Capitol Building and Loan Association
George Grant Elmslie, architect [George G. Elmslie and Associates]
Topeka, Kansas 1922  demolished

Panel by Emil Zettler, formerly above main entrance

Mike Springer, a friendly and generous Caravan member from St. Louis with roots in Kansas, sends along this tombstone shot of the Emil Zettler figures once found above the front entrance to the demolished Capitol Building and Loan Association bank building. Purcell expressed his unflattering opinion of this sculptural work, which was basically saying Zettler just did not have the same order of sensitivity as Richard Bock or Alphonsi Ianelli. He mentions that during this stretch of time George Elmslie was apparently "off" Ianelli for some reason. Talbot Hamlin, however, held a different view in captioning a photo for this very entrance in his "George Grant Elmslie and the Chicago Scene," piece in Pencil Points (September, 1941, page 583). Mike has provided a number of detail shots of the panel for those unlikely to venture to the park where they are now installed.

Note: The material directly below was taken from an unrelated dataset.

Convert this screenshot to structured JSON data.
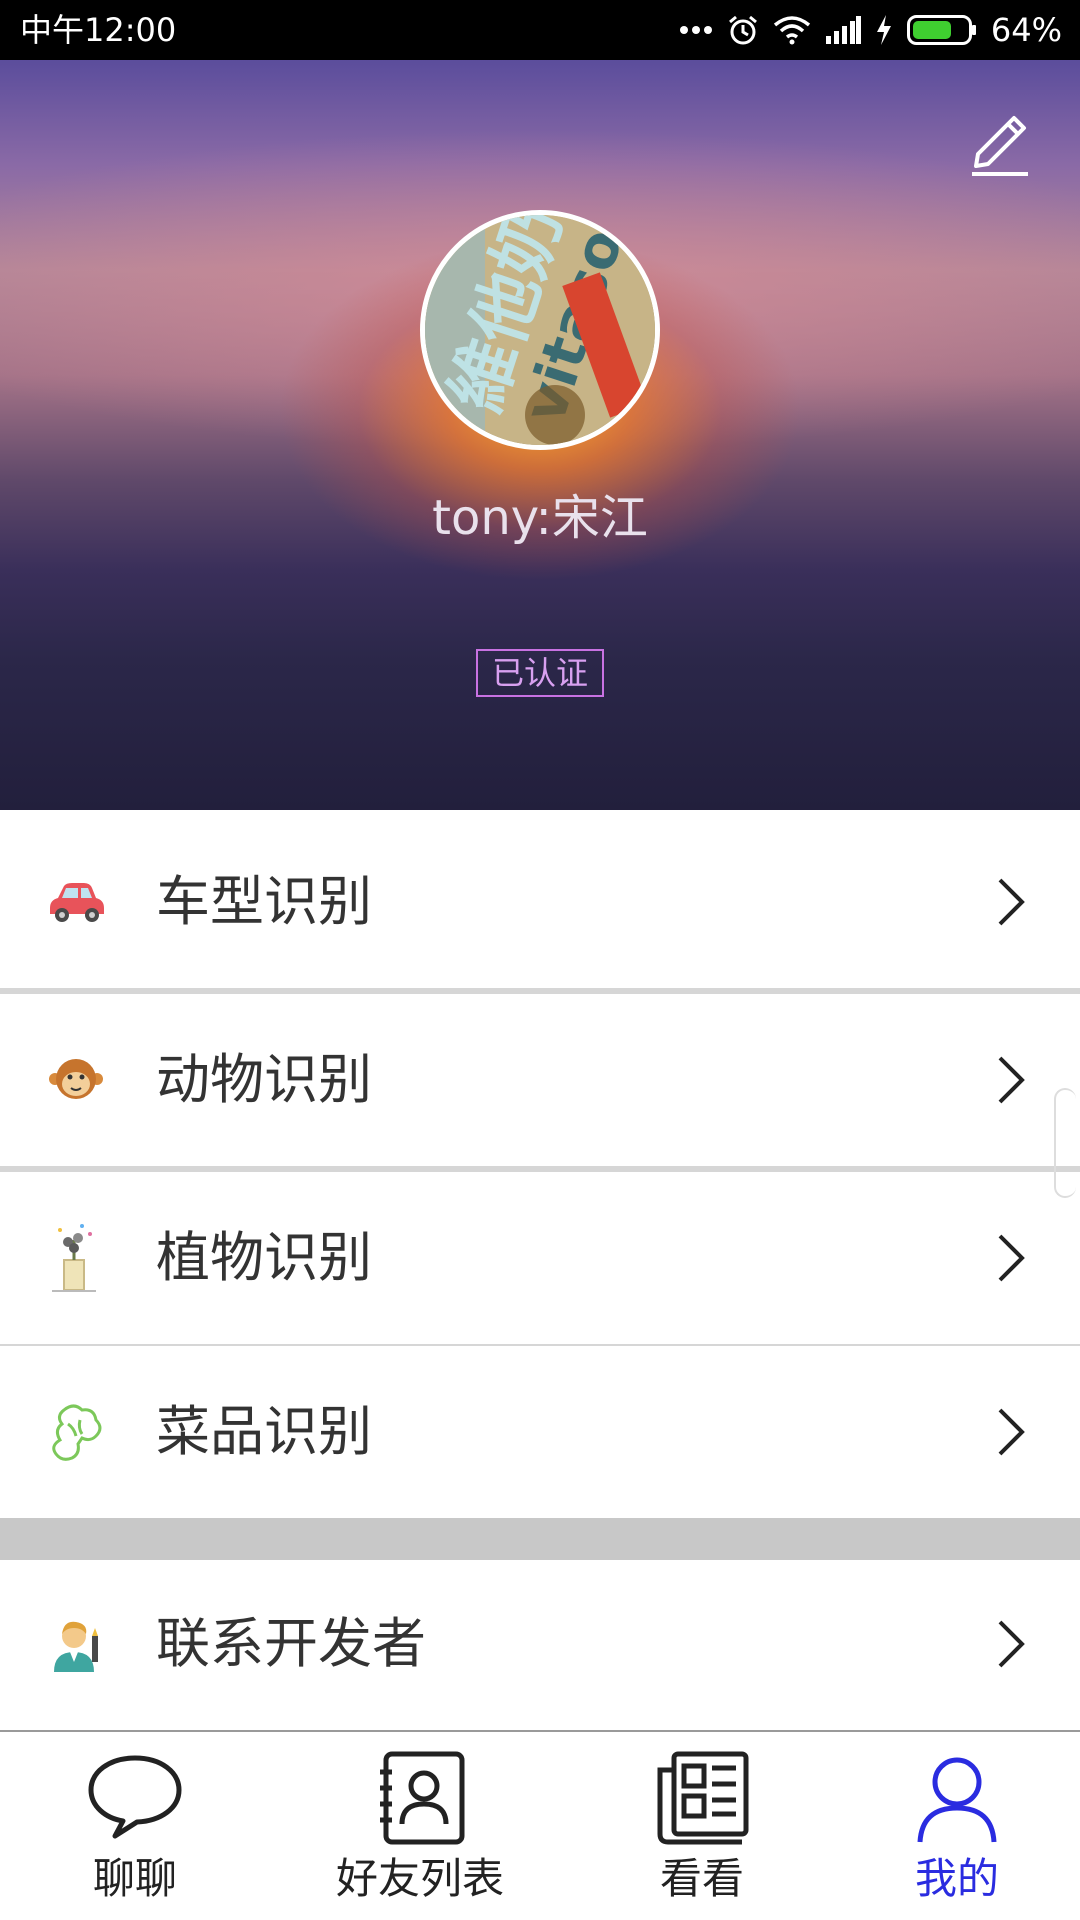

Coming up.  More pages from Purcell's autobiographical manuscripts are being typed, with links added to illustrations throughout the site, and Organica gets a bookstore. Tom Shearer has sent gigabytes of awesome photographs (as usual) though we must sadden this report with sad note of a damaged hard drive that consumed entire the product of a recent trip to Owatonna. However, Tom is undaunted and will recoup from this stab of Mercury retrograde (not that he would ever describe the event in such terms). While the best shots are reserved for publication in a proposed book, glimpses from his fecund lens will delight all comers over the next several updates. He really has found an entirely new and unprecedented way to look at these many Prairie treasures. The friendship he bestows on us all through these selfless contributions is an example of the finest Midwestern spirit hard at work.

research courtesy mark hammons